■ Data under study
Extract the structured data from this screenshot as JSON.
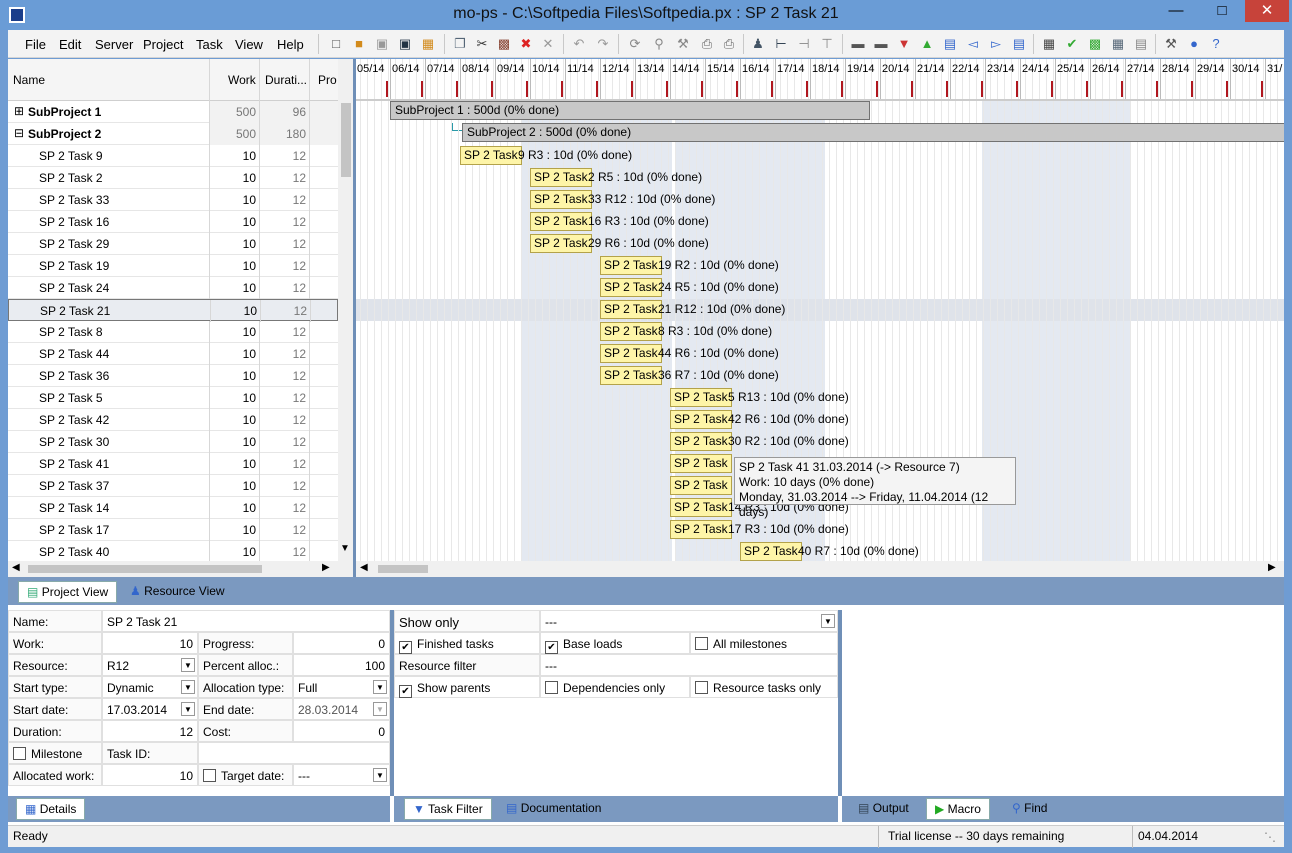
{
  "window": {
    "title": "mo-ps - C:\\Softpedia Files\\Softpedia.px : SP 2 Task 21"
  },
  "menu": [
    "File",
    "Edit",
    "Server",
    "Project",
    "Task",
    "View",
    "Help"
  ],
  "grid": {
    "headers": {
      "name": "Name",
      "work": "Work",
      "duration": "Durati...",
      "progress": "Pro"
    },
    "rows": [
      {
        "name": "SubProject 1",
        "work": "500",
        "duration": "96",
        "group": true,
        "expander": "⊞"
      },
      {
        "name": "SubProject 2",
        "work": "500",
        "duration": "180",
        "group": true,
        "expander": "⊟"
      },
      {
        "name": "SP 2 Task 9",
        "work": "10",
        "duration": "12"
      },
      {
        "name": "SP 2 Task 2",
        "work": "10",
        "duration": "12"
      },
      {
        "name": "SP 2 Task 33",
        "work": "10",
        "duration": "12"
      },
      {
        "name": "SP 2 Task 16",
        "work": "10",
        "duration": "12"
      },
      {
        "name": "SP 2 Task 29",
        "work": "10",
        "duration": "12"
      },
      {
        "name": "SP 2 Task 19",
        "work": "10",
        "duration": "12"
      },
      {
        "name": "SP 2 Task 24",
        "work": "10",
        "duration": "12"
      },
      {
        "name": "SP 2 Task 21",
        "work": "10",
        "duration": "12",
        "selected": true
      },
      {
        "name": "SP 2 Task 8",
        "work": "10",
        "duration": "12"
      },
      {
        "name": "SP 2 Task 44",
        "work": "10",
        "duration": "12"
      },
      {
        "name": "SP 2 Task 36",
        "work": "10",
        "duration": "12"
      },
      {
        "name": "SP 2 Task 5",
        "work": "10",
        "duration": "12"
      },
      {
        "name": "SP 2 Task 42",
        "work": "10",
        "duration": "12"
      },
      {
        "name": "SP 2 Task 30",
        "work": "10",
        "duration": "12"
      },
      {
        "name": "SP 2 Task 41",
        "work": "10",
        "duration": "12"
      },
      {
        "name": "SP 2 Task 37",
        "work": "10",
        "duration": "12"
      },
      {
        "name": "SP 2 Task 14",
        "work": "10",
        "duration": "12"
      },
      {
        "name": "SP 2 Task 17",
        "work": "10",
        "duration": "12"
      },
      {
        "name": "SP 2 Task 40",
        "work": "10",
        "duration": "12"
      }
    ]
  },
  "gantt": {
    "dates": [
      "05/14",
      "06/14",
      "07/14",
      "08/14",
      "09/14",
      "10/14",
      "11/14",
      "12/14",
      "13/14",
      "14/14",
      "15/14",
      "16/14",
      "17/14",
      "18/14",
      "19/14",
      "20/14",
      "21/14",
      "22/14",
      "23/14",
      "24/14",
      "25/14",
      "26/14",
      "27/14",
      "28/14",
      "29/14",
      "30/14",
      "31/"
    ],
    "bars": [
      {
        "type": "summary",
        "label": "SubProject 1  : 500d (0% done)"
      },
      {
        "type": "summary",
        "label": "SubProject 2  : 500d (0% done)"
      },
      {
        "label": "SP 2 Task",
        "rest": "9 R3 : 10d (0% done)"
      },
      {
        "label": "SP 2 Task",
        "rest": "2 R5 : 10d (0% done)"
      },
      {
        "label": "SP 2 Task",
        "rest": "33 R12 : 10d (0% done)"
      },
      {
        "label": "SP 2 Task",
        "rest": "16 R3 : 10d (0% done)"
      },
      {
        "label": "SP 2 Task",
        "rest": "29 R6 : 10d (0% done)"
      },
      {
        "label": "SP 2 Task",
        "rest": "19 R2 : 10d (0% done)"
      },
      {
        "label": "SP 2 Task",
        "rest": "24 R5 : 10d (0% done)"
      },
      {
        "label": "SP 2 Task",
        "rest": "21 R12 : 10d (0% done)"
      },
      {
        "label": "SP 2 Task",
        "rest": "8 R3 : 10d (0% done)"
      },
      {
        "label": "SP 2 Task",
        "rest": "44 R6 : 10d (0% done)"
      },
      {
        "label": "SP 2 Task",
        "rest": "36 R7 : 10d (0% done)"
      },
      {
        "label": "SP 2 Task",
        "rest": "5 R13 : 10d (0% done)"
      },
      {
        "label": "SP 2 Task",
        "rest": "42 R6 : 10d (0% done)"
      },
      {
        "label": "SP 2 Task",
        "rest": "30 R2 : 10d (0% done)"
      },
      {
        "label": "SP 2 Task",
        "rest": ""
      },
      {
        "label": "SP 2 Task",
        "rest": ""
      },
      {
        "label": "SP 2 Task",
        "rest": "14 R3 : 10d (0% done)"
      },
      {
        "label": "SP 2 Task",
        "rest": "17 R3 : 10d (0% done)"
      },
      {
        "label": "SP 2 Task",
        "rest": "40 R7 : 10d (0% done)"
      }
    ],
    "tooltip": [
      "SP 2 Task 41 31.03.2014 (-> Resource 7)",
      "Work: 10 days (0% done)",
      "Monday, 31.03.2014 --> Friday, 11.04.2014 (12 days)"
    ]
  },
  "view_tabs": {
    "project": "Project View",
    "resource": "Resource View"
  },
  "details": {
    "name_label": "Name:",
    "name": "SP 2 Task 21",
    "work_label": "Work:",
    "work": "10",
    "progress_label": "Progress:",
    "progress": "0",
    "resource_label": "Resource:",
    "resource": "R12",
    "percent_label": "Percent alloc.:",
    "percent": "100",
    "start_type_label": "Start type:",
    "start_type": "Dynamic",
    "alloc_type_label": "Allocation type:",
    "alloc_type": "Full",
    "start_date_label": "Start date:",
    "start_date": "17.03.2014",
    "end_date_label": "End date:",
    "end_date": "28.03.2014",
    "duration_label": "Duration:",
    "duration": "12",
    "cost_label": "Cost:",
    "cost": "0",
    "milestone_label": "Milestone",
    "task_id_label": "Task ID:",
    "alloc_work_label": "Allocated work:",
    "alloc_work": "10",
    "target_date_label": "Target date:",
    "target_date": "---"
  },
  "filters": {
    "show_only_label": "Show only",
    "show_only": "---",
    "finished": "Finished tasks",
    "base_loads": "Base loads",
    "all_milestones": "All milestones",
    "resource_filter_label": "Resource filter",
    "resource_filter": "---",
    "show_parents": "Show parents",
    "deps_only": "Dependencies only",
    "res_tasks_only": "Resource tasks only"
  },
  "bottom_tabs": {
    "details": "Details",
    "task_filter": "Task Filter",
    "documentation": "Documentation",
    "output": "Output",
    "macro": "Macro",
    "find": "Find"
  },
  "status": {
    "ready": "Ready",
    "license": "Trial license -- 30 days remaining",
    "date": "04.04.2014"
  }
}
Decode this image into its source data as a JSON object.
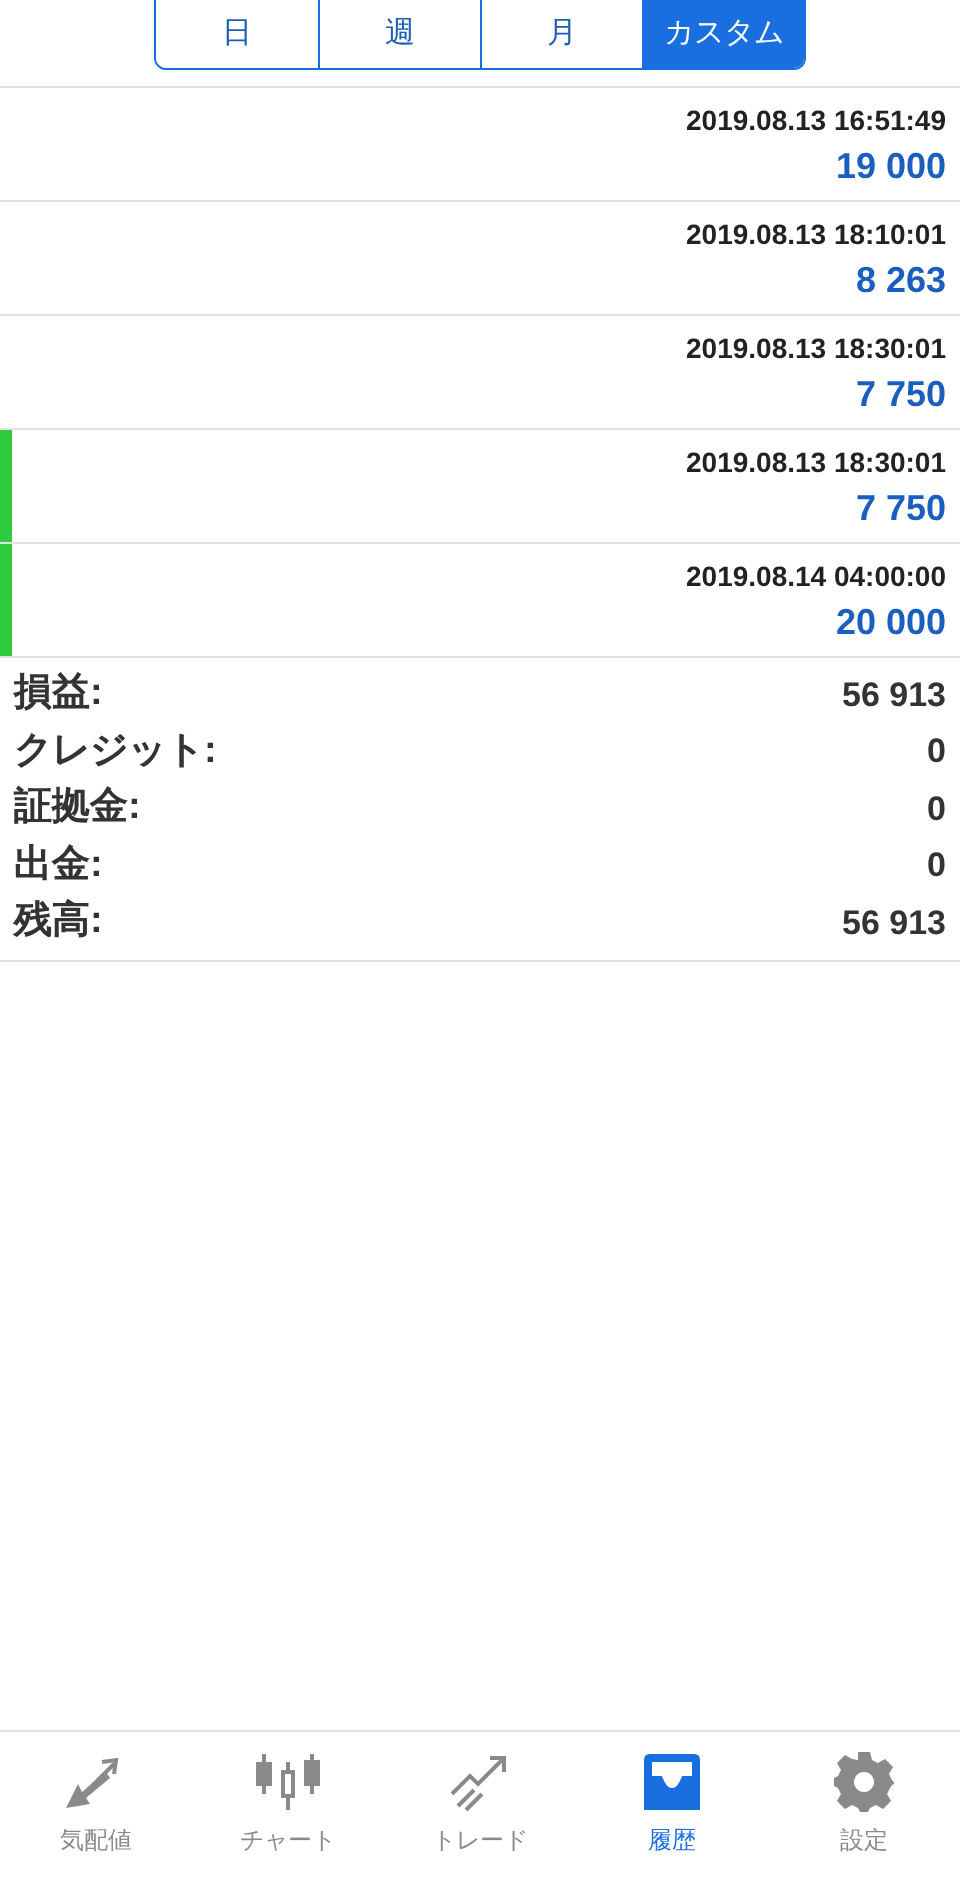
{
  "period_tabs": [
    {
      "label": "日",
      "selected": false
    },
    {
      "label": "週",
      "selected": false
    },
    {
      "label": "月",
      "selected": false
    },
    {
      "label": "カスタム",
      "selected": true
    }
  ],
  "deals": [
    {
      "time": "2019.08.13 16:51:49",
      "amount": "19 000"
    },
    {
      "time": "2019.08.13 18:10:01",
      "amount": "8 263"
    },
    {
      "time": "2019.08.13 18:30:01",
      "amount": "7 750"
    },
    {
      "time": "2019.08.13 18:30:01",
      "amount": "7 750",
      "color": "#2ecc40"
    },
    {
      "time": "2019.08.14 04:00:00",
      "amount": "20 000",
      "color": "#2ecc40"
    }
  ],
  "summary": [
    {
      "label": "損益:",
      "value": "56 913"
    },
    {
      "label": "クレジット:",
      "value": "0"
    },
    {
      "label": "証拠金:",
      "value": "0"
    },
    {
      "label": "出金:",
      "value": "0"
    },
    {
      "label": "残高:",
      "value": "56 913"
    }
  ],
  "bottom_nav": [
    {
      "kind": "quotes",
      "label": "気配値",
      "selected": false
    },
    {
      "kind": "chart",
      "label": "チャート",
      "selected": false
    },
    {
      "kind": "trade",
      "label": "トレード",
      "selected": false
    },
    {
      "kind": "history",
      "label": "履歴",
      "selected": true
    },
    {
      "kind": "settings",
      "label": "設定",
      "selected": false
    }
  ]
}
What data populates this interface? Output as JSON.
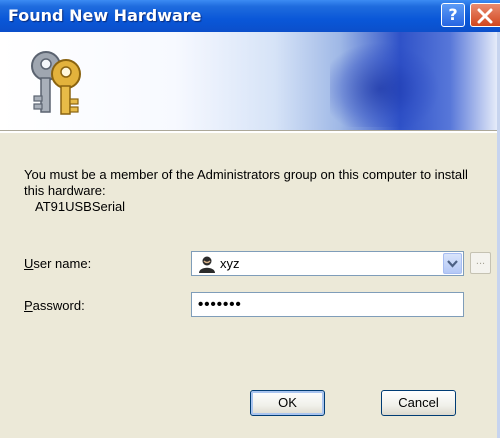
{
  "window": {
    "title": "Found New Hardware",
    "help_glyph": "?",
    "close_glyph": "×"
  },
  "banner": {
    "icon": "keys-icon"
  },
  "message": {
    "line1": "You must be a member of the Administrators group on this computer to install this hardware:",
    "device": "AT91USBSerial"
  },
  "form": {
    "username_label_accel": "U",
    "username_label_rest": "ser name:",
    "username_value": "xyz",
    "username_icon": "user-icon",
    "browse_label": "...",
    "password_label_accel": "P",
    "password_label_rest": "assword:",
    "password_value": "•••••••"
  },
  "buttons": {
    "ok": "OK",
    "cancel": "Cancel"
  },
  "colors": {
    "titlebar": "#0a57d8",
    "dialog_bg": "#ece9d8",
    "close": "#d2461e"
  }
}
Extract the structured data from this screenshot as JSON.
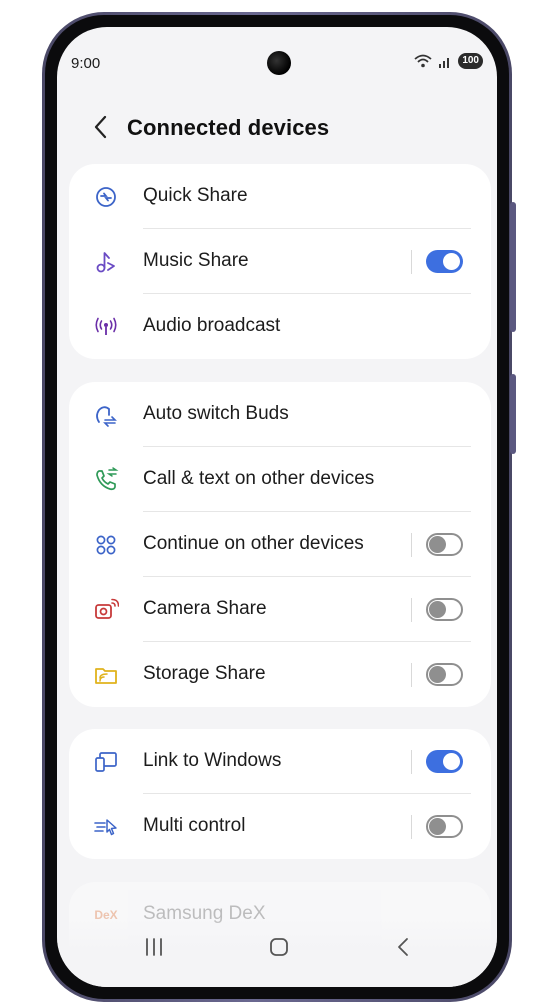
{
  "status_bar": {
    "time": "9:00",
    "battery": "100"
  },
  "header": {
    "title": "Connected devices"
  },
  "card1": {
    "items": [
      {
        "label": "Quick Share"
      },
      {
        "label": "Music Share",
        "toggle": "on"
      },
      {
        "label": "Audio broadcast"
      }
    ]
  },
  "card2": {
    "items": [
      {
        "label": "Auto switch Buds"
      },
      {
        "label": "Call & text on other devices"
      },
      {
        "label": "Continue on other devices",
        "toggle": "off"
      },
      {
        "label": "Camera Share",
        "toggle": "off"
      },
      {
        "label": "Storage Share",
        "toggle": "off"
      }
    ]
  },
  "card3": {
    "items": [
      {
        "label": "Link to Windows",
        "toggle": "on"
      },
      {
        "label": "Multi control",
        "toggle": "off"
      }
    ]
  },
  "card4": {
    "items": [
      {
        "label": "Samsung DeX",
        "icon_text": "DeX"
      }
    ]
  },
  "colors": {
    "accent": "#3d6fe0",
    "toggle_off": "#8f8f8f",
    "screen_bg": "#f4f4f6"
  }
}
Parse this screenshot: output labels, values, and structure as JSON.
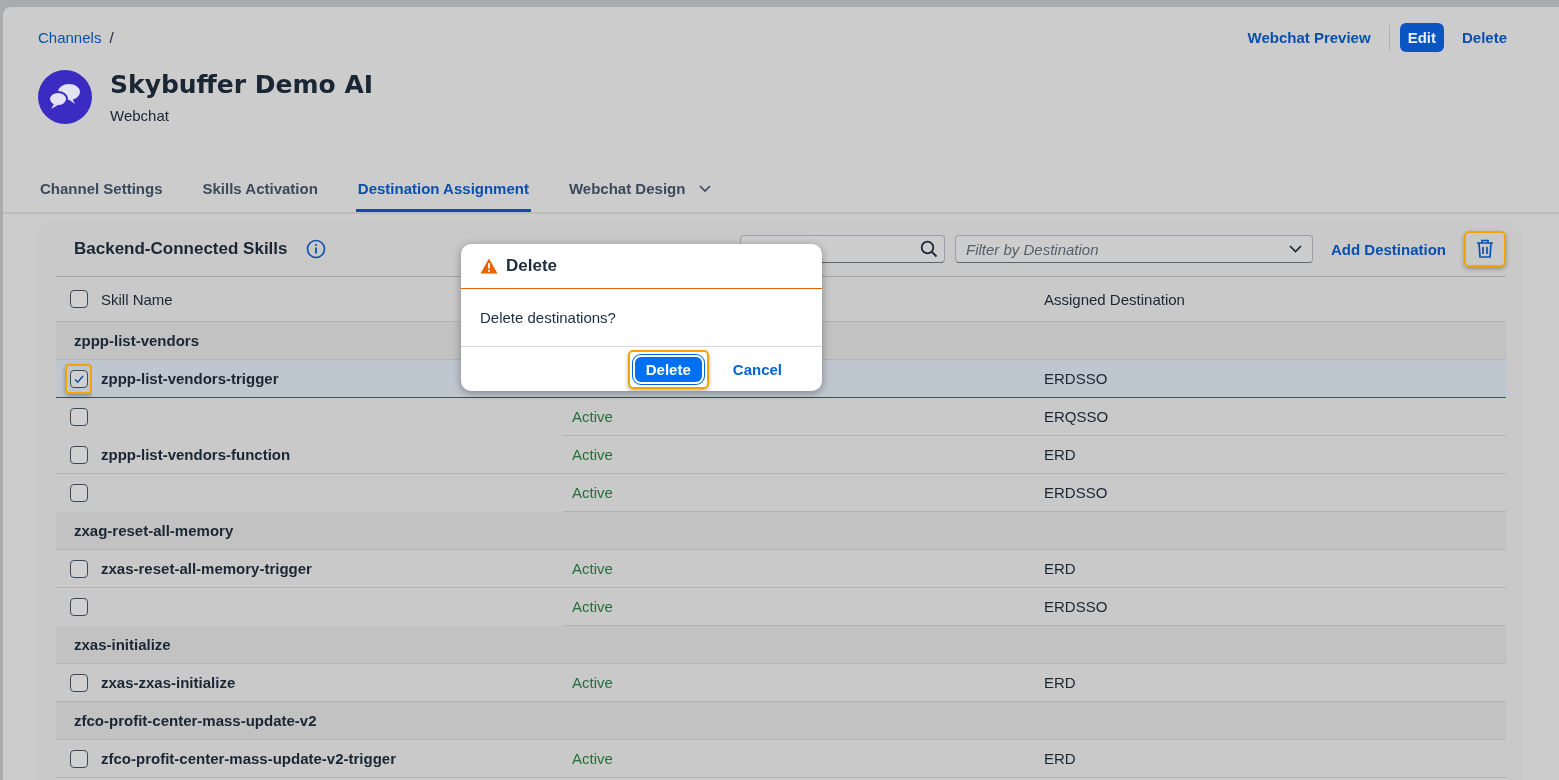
{
  "breadcrumb": {
    "link": "Channels",
    "separator": "/"
  },
  "header": {
    "title": "Skybuffer Demo AI",
    "subtitle": "Webchat"
  },
  "actions": [
    {
      "label": "Webchat Preview",
      "kind": "link"
    },
    {
      "label": "Edit",
      "kind": "primary"
    },
    {
      "label": "Delete",
      "kind": "link"
    }
  ],
  "tabs": [
    {
      "label": "Channel Settings",
      "selected": false,
      "has_menu": false
    },
    {
      "label": "Skills Activation",
      "selected": false,
      "has_menu": false
    },
    {
      "label": "Destination Assignment",
      "selected": true,
      "has_menu": false
    },
    {
      "label": "Webchat Design",
      "selected": false,
      "has_menu": true
    }
  ],
  "panel": {
    "title": "Backend-Connected Skills",
    "filter": {
      "placeholder": "Filter by Destination"
    },
    "add_button": "Add Destination",
    "delete_highlighted": true
  },
  "table": {
    "columns": [
      "Skill Name",
      "Assigned Destination"
    ],
    "select_all_checked": false,
    "rows": [
      {
        "kind": "group",
        "label": "zppp-list-vendors"
      },
      {
        "kind": "item",
        "skill": "zppp-list-vendors-trigger",
        "destination": "ERDSSO",
        "checked": true,
        "selected": true,
        "highlighted": true
      },
      {
        "kind": "item",
        "status": "Active",
        "destination": "ERQSSO",
        "checked": false,
        "selected": false,
        "highlighted": false
      },
      {
        "kind": "item",
        "skill": "zppp-list-vendors-function",
        "status": "Active",
        "destination": "ERD",
        "checked": false,
        "selected": false,
        "highlighted": false
      },
      {
        "kind": "item",
        "status": "Active",
        "destination": "ERDSSO",
        "checked": false,
        "selected": false,
        "highlighted": false
      },
      {
        "kind": "group",
        "label": "zxag-reset-all-memory"
      },
      {
        "kind": "item",
        "skill": "zxas-reset-all-memory-trigger",
        "status": "Active",
        "destination": "ERD",
        "checked": false,
        "selected": false,
        "highlighted": false
      },
      {
        "kind": "item",
        "status": "Active",
        "destination": "ERDSSO",
        "checked": false,
        "selected": false,
        "highlighted": false
      },
      {
        "kind": "group",
        "label": "zxas-initialize"
      },
      {
        "kind": "item",
        "skill": "zxas-zxas-initialize",
        "status": "Active",
        "destination": "ERD",
        "checked": false,
        "selected": false,
        "highlighted": false
      },
      {
        "kind": "group",
        "label": "zfco-profit-center-mass-update-v2"
      },
      {
        "kind": "item",
        "skill": "zfco-profit-center-mass-update-v2-trigger",
        "status": "Active",
        "destination": "ERD",
        "checked": false,
        "selected": false,
        "highlighted": false
      }
    ]
  },
  "dialog": {
    "title": "Delete",
    "message": "Delete destinations?",
    "buttons": [
      {
        "label": "Delete",
        "kind": "primary",
        "highlighted": true
      },
      {
        "label": "Cancel",
        "kind": "secondary",
        "highlighted": false
      }
    ]
  }
}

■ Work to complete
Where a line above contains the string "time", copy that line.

■ Result
      "time": "2019.08.13 16:51:49",
      "time": "2019.08.13 18:10:01",
      "time": "2019.08.13 18:30:01",
      "time": "2019.08.13 18:30:01",
      "time": "2019.08.14 04:00:00",
    "time": "9:00",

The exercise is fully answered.